(Data about app and page elements)
=====

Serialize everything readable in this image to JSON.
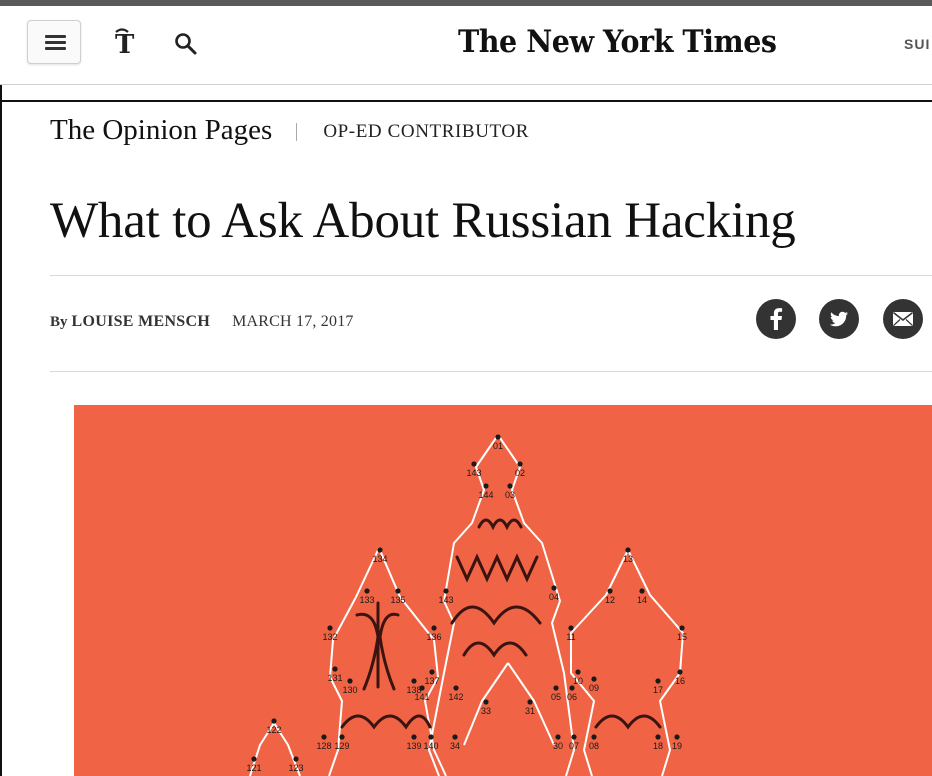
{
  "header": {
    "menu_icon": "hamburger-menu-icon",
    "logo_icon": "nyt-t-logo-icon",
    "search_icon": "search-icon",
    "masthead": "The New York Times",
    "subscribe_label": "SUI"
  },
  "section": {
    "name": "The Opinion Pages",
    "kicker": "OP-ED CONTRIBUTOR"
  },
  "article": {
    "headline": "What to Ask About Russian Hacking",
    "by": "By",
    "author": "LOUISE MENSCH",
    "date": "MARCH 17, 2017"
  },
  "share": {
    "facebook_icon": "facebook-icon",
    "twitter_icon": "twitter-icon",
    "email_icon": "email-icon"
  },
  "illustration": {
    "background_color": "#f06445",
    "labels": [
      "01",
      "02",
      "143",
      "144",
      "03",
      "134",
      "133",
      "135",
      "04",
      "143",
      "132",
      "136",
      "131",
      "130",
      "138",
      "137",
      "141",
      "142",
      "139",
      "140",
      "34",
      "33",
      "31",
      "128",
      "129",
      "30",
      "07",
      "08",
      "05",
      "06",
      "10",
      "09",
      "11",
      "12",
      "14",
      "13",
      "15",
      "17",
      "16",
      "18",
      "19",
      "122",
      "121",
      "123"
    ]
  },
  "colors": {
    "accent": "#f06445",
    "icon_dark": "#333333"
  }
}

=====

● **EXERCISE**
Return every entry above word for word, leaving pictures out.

● **RESPONSE TO THIS TASK**
Serialize everything readable in this image to JSON.
{
  "header": {
    "menu_icon": "hamburger-menu-icon",
    "logo_icon": "nyt-t-logo-icon",
    "search_icon": "search-icon",
    "masthead": "The New York Times",
    "subscribe_label": "SUI"
  },
  "section": {
    "name": "The Opinion Pages",
    "kicker": "OP-ED CONTRIBUTOR"
  },
  "article": {
    "headline": "What to Ask About Russian Hacking",
    "by": "By",
    "author": "LOUISE MENSCH",
    "date": "MARCH 17, 2017"
  },
  "share": {
    "facebook_icon": "facebook-icon",
    "twitter_icon": "twitter-icon",
    "email_icon": "email-icon"
  },
  "illustration": {
    "background_color": "#f06445",
    "labels": [
      "01",
      "02",
      "143",
      "144",
      "03",
      "134",
      "133",
      "135",
      "04",
      "143",
      "132",
      "136",
      "131",
      "130",
      "138",
      "137",
      "141",
      "142",
      "139",
      "140",
      "34",
      "33",
      "31",
      "128",
      "129",
      "30",
      "07",
      "08",
      "05",
      "06",
      "10",
      "09",
      "11",
      "12",
      "14",
      "13",
      "15",
      "17",
      "16",
      "18",
      "19",
      "122",
      "121",
      "123"
    ]
  },
  "colors": {
    "accent": "#f06445",
    "icon_dark": "#333333"
  }
}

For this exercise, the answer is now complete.